Records from a collection:
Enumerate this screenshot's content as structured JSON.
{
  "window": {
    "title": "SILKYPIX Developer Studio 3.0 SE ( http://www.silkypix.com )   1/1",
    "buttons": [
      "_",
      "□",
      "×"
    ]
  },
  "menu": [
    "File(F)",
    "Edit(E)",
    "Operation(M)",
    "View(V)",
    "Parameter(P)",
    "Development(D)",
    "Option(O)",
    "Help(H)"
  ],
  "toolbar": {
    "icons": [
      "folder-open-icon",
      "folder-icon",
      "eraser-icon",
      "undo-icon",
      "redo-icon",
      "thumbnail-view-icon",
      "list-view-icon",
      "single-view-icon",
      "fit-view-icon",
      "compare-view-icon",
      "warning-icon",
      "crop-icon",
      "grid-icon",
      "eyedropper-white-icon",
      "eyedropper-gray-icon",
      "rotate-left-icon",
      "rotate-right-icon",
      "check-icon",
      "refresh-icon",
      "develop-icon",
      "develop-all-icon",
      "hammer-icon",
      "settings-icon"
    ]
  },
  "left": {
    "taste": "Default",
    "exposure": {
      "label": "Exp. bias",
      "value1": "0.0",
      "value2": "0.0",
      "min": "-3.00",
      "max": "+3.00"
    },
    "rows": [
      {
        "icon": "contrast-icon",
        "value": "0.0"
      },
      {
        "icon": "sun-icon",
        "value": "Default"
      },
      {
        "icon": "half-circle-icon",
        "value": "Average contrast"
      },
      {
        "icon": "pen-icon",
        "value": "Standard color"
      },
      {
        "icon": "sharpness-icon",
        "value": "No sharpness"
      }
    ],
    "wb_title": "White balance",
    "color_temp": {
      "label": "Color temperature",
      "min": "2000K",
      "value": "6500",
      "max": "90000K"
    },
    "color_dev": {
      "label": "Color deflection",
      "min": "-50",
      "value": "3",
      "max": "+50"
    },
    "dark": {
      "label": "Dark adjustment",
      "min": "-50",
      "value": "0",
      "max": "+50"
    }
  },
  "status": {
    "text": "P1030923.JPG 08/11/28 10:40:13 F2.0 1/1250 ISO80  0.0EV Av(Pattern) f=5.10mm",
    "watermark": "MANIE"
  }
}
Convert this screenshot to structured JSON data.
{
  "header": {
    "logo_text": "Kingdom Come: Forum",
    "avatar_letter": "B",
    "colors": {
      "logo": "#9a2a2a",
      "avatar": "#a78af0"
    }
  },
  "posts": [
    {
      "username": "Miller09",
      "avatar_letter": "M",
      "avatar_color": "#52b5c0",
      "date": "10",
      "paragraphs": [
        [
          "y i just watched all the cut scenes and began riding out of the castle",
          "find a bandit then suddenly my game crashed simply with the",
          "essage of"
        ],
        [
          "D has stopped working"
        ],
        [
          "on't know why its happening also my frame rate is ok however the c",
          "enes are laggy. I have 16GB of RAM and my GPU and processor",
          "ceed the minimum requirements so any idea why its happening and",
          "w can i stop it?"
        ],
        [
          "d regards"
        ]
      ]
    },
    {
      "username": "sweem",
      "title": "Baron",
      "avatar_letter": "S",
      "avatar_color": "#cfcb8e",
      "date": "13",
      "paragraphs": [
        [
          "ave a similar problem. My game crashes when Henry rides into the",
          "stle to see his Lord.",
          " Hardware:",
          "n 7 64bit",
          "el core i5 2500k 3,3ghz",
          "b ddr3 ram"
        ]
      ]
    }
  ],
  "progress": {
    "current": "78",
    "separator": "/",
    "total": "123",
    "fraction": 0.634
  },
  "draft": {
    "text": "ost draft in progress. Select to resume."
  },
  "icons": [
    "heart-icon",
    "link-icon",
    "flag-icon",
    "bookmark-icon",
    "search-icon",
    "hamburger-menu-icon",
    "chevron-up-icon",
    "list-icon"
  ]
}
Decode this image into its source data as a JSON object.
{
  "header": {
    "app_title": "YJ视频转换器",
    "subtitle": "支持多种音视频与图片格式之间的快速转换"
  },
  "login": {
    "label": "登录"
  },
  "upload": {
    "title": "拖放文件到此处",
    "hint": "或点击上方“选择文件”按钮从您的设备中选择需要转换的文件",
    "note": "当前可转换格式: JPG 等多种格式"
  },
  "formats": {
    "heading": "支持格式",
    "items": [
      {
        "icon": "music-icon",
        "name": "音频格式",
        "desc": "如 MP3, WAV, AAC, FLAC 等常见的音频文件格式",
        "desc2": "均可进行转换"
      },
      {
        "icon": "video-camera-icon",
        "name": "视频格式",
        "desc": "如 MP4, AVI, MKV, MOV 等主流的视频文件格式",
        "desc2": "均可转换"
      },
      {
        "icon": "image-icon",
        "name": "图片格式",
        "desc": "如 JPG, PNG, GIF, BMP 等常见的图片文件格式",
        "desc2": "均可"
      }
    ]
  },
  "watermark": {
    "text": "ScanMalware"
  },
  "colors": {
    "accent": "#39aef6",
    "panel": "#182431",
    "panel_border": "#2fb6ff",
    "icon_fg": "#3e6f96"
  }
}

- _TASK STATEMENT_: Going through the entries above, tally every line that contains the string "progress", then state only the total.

- _EXPECTED ANSWER_: 2